DigestApr 7, 2013 The Associated Press
Man pleads guilty double fatal
CASPER -- A 20-year-old man accused of huffing "canned air" just before causing a crash in Casper that killed two of his passengers has pleaded guilty to two counts of aggravated vehicular homicide.
Tanner Judd Vasquez entered his plea Thursday.
Authorities say he swerved into the oncoming lane on Bryan Stock Trail in the northern part of the city on Halloween evening 2011. The vehicle sideswiped another car at a stop sign and launched off the pavement and into a ditch at more than 50 mph.
Killed in the crash were 17-year-old Anthony Prince and 21-year-old Jeremy Conrad.
"Canned air" is used to blow dust off computer parts, but it also contains a chemical that is sometimes inhaled to get a high.
Governor headed to Middle East
CHEYENNE -- Wyoming Gov. Matt Mead is in the Middle East for a weeklong trip to meet with energy industry officials about research that's going on at the University of Wyoming.
Mead left Saturday, but he declined to say exactly where he's going because of security concerns.
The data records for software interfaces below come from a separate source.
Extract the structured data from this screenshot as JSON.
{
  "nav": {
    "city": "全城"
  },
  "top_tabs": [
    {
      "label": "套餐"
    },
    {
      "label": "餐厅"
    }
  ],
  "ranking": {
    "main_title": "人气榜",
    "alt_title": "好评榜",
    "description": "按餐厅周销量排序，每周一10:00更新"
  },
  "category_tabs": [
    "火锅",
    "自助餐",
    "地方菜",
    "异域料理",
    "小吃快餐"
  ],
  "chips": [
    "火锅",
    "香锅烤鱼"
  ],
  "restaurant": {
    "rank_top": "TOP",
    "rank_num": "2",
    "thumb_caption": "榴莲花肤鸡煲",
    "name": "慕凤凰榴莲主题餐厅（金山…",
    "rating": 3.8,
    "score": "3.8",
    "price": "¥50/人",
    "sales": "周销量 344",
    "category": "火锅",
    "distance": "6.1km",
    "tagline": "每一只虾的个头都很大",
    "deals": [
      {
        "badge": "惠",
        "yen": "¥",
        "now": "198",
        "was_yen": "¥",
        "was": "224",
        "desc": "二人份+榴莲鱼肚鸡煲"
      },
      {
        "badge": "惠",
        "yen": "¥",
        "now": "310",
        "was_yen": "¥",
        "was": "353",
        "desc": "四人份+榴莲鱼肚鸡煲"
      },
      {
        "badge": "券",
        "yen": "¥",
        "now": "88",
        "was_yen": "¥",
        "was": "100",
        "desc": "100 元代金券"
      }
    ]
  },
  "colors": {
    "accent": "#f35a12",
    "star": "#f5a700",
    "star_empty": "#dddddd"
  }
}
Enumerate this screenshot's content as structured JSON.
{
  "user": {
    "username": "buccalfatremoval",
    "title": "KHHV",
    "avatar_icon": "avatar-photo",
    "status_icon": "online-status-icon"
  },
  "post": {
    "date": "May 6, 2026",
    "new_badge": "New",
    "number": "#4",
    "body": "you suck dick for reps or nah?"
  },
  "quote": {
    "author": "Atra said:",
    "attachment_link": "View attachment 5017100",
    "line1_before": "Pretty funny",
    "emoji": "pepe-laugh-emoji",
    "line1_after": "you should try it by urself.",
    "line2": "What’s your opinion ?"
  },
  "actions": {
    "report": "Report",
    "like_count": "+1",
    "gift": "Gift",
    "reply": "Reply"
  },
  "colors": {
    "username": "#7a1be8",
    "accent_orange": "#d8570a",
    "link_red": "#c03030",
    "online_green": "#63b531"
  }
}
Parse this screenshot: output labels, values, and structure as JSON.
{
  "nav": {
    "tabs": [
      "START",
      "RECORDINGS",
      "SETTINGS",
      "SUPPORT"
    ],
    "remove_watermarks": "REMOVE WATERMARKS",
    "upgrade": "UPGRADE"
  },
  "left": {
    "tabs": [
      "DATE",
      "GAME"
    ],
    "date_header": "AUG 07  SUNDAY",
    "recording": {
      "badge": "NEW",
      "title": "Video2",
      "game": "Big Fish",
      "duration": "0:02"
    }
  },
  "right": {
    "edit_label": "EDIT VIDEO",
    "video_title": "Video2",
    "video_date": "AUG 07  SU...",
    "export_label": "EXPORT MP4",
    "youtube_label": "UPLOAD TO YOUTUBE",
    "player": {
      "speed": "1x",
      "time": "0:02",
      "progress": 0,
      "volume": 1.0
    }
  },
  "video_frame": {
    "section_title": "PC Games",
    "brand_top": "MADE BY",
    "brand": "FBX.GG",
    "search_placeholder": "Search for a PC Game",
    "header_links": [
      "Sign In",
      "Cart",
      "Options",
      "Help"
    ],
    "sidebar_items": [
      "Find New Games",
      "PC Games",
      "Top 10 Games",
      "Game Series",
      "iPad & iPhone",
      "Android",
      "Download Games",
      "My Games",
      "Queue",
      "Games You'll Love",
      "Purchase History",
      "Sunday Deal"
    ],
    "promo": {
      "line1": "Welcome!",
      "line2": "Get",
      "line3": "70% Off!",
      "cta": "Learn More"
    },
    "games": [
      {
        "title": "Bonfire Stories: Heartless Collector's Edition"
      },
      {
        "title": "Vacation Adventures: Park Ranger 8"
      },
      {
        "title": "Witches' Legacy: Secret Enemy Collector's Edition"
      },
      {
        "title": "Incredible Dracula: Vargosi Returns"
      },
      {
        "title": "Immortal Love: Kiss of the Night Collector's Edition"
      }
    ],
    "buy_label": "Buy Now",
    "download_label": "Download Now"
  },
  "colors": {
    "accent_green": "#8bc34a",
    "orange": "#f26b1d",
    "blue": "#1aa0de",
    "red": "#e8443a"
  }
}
Mead says he'll be able to release more details on his trip when he returns late next week.
Mead says UW has been doing research that could have application to hydraulic fracturing -- the practice of pumping water, sand and chemicals underground to open oil and gas deposits.
Mead says he and UW officials plan to meet with energy company representatives on the trip and hope that they will provide support for the UW research.
Elk leaving refuge for Teton Park
JACKSON -- With the arrival of warmer temperatures, elk have begun migrating off the National Elk Refuge in northwest Wyoming.
Judging by recent anecdotal reports, the migration is in full swing for segments of the Jackson elk herd that summer in or near Grand Teton National Park.
Biologist Eric Cole says less than a third of the refuge's wintering elk and about half of the wintering bison remained visible on the refuge's south end by late last week.
The week before, refuge managers slowly phased out the distribution of supplemental feed.
Cole said that once the feeding is stopped, elk and bison make exploratory movements off the refuge into Grand Teton National Park.
Cole says if elk and bison remain on the refuge until late April or early May, it's custom to haze them on their way.